**** Recorded data

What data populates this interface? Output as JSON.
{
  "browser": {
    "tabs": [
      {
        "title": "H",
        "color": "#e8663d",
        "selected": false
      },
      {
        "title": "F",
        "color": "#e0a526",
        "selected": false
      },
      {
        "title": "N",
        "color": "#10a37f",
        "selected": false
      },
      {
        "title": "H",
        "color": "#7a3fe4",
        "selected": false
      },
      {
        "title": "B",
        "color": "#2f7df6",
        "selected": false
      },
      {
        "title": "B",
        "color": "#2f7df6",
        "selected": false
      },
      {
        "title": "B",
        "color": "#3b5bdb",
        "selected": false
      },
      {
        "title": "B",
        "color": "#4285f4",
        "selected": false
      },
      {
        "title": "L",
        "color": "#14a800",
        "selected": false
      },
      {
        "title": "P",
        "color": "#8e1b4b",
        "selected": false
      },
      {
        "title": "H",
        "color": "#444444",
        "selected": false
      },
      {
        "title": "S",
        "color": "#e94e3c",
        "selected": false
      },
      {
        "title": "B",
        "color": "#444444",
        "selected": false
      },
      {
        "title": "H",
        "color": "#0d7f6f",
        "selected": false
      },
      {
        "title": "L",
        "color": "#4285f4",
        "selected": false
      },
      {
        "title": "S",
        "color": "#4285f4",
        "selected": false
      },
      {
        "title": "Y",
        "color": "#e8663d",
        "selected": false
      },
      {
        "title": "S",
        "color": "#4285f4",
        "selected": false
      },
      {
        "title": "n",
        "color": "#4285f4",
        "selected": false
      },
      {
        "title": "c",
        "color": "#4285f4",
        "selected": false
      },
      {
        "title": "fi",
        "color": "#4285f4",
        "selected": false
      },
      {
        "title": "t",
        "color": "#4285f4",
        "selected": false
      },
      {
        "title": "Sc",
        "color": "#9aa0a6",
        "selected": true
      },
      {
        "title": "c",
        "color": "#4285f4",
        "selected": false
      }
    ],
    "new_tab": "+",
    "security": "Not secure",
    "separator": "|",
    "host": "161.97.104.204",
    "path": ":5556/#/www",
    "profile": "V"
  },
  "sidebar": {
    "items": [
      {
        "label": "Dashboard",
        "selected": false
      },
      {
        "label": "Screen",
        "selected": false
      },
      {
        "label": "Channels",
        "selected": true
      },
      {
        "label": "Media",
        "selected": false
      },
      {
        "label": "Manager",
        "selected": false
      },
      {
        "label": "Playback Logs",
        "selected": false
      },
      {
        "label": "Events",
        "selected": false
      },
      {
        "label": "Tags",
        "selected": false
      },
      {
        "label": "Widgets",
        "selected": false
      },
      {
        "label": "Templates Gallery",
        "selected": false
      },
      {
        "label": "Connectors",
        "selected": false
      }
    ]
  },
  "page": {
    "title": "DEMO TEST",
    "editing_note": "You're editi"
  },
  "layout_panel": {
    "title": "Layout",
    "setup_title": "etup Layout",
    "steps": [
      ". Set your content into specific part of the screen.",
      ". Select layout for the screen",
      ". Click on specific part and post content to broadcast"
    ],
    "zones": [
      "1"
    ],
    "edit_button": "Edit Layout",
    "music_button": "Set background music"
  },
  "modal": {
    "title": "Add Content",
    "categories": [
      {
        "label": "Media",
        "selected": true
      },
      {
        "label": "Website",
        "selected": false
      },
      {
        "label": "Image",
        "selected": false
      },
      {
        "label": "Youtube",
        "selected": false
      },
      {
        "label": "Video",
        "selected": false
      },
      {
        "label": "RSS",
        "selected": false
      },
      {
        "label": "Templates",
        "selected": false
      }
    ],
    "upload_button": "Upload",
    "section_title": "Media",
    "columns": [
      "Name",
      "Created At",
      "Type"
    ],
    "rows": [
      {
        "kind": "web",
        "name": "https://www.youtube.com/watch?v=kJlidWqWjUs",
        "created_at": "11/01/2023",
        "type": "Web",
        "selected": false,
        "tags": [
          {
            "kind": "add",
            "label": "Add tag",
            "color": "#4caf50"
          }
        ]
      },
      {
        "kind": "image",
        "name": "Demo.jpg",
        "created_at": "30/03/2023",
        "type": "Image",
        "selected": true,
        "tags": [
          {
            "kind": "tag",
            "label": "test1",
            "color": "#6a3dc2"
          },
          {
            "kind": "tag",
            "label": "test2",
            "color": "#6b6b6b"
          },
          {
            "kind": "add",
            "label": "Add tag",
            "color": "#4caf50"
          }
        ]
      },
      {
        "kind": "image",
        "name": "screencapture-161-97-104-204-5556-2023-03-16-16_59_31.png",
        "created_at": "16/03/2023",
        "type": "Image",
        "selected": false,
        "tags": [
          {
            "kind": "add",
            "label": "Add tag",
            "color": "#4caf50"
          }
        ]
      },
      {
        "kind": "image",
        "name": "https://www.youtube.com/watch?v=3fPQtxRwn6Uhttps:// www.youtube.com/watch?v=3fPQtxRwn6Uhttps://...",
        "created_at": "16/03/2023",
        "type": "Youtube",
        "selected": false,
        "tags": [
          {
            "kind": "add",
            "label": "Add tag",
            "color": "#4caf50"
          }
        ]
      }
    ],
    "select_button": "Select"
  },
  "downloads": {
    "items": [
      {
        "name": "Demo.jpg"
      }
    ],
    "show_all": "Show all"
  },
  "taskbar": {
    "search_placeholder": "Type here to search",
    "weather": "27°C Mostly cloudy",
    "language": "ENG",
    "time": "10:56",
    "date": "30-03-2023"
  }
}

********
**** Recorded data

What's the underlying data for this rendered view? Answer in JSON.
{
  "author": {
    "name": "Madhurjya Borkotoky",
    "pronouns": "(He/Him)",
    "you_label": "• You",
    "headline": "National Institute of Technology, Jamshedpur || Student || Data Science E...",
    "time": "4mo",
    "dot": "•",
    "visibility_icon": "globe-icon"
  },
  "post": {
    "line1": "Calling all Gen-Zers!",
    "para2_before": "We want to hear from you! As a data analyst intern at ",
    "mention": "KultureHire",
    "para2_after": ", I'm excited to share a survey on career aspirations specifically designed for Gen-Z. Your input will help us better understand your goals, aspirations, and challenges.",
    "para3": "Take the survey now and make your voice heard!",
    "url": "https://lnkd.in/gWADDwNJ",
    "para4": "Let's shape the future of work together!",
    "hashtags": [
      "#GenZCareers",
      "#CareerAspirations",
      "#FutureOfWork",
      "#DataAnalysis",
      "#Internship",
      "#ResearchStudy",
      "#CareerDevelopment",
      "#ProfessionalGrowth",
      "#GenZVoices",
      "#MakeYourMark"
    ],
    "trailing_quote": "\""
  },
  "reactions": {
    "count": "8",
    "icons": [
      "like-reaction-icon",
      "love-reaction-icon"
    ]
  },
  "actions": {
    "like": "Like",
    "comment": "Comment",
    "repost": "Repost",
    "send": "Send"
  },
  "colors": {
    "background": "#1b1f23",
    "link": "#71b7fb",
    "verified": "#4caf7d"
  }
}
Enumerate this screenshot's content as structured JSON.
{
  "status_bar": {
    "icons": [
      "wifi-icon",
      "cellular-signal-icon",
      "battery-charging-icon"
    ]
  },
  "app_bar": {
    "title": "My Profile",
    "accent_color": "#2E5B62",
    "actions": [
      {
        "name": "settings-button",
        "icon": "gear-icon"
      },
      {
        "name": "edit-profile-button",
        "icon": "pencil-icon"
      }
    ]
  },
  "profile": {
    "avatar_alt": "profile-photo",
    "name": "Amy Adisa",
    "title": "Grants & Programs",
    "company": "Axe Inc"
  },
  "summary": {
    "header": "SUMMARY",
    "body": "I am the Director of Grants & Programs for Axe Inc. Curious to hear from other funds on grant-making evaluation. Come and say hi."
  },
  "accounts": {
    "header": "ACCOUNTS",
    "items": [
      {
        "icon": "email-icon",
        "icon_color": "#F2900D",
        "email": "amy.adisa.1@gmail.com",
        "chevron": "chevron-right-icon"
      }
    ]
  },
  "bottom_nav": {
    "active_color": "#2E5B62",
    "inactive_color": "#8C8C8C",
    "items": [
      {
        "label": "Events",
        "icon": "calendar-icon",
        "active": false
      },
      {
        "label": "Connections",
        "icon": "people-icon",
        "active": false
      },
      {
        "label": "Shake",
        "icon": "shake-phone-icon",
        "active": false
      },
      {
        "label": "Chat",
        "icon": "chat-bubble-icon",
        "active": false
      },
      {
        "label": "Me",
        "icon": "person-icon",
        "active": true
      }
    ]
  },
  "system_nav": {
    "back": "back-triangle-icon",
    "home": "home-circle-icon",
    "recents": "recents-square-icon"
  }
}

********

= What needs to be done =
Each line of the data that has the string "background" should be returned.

= Problem solution =
    "music_button": "Set background music"
    "background": "#1b1f23",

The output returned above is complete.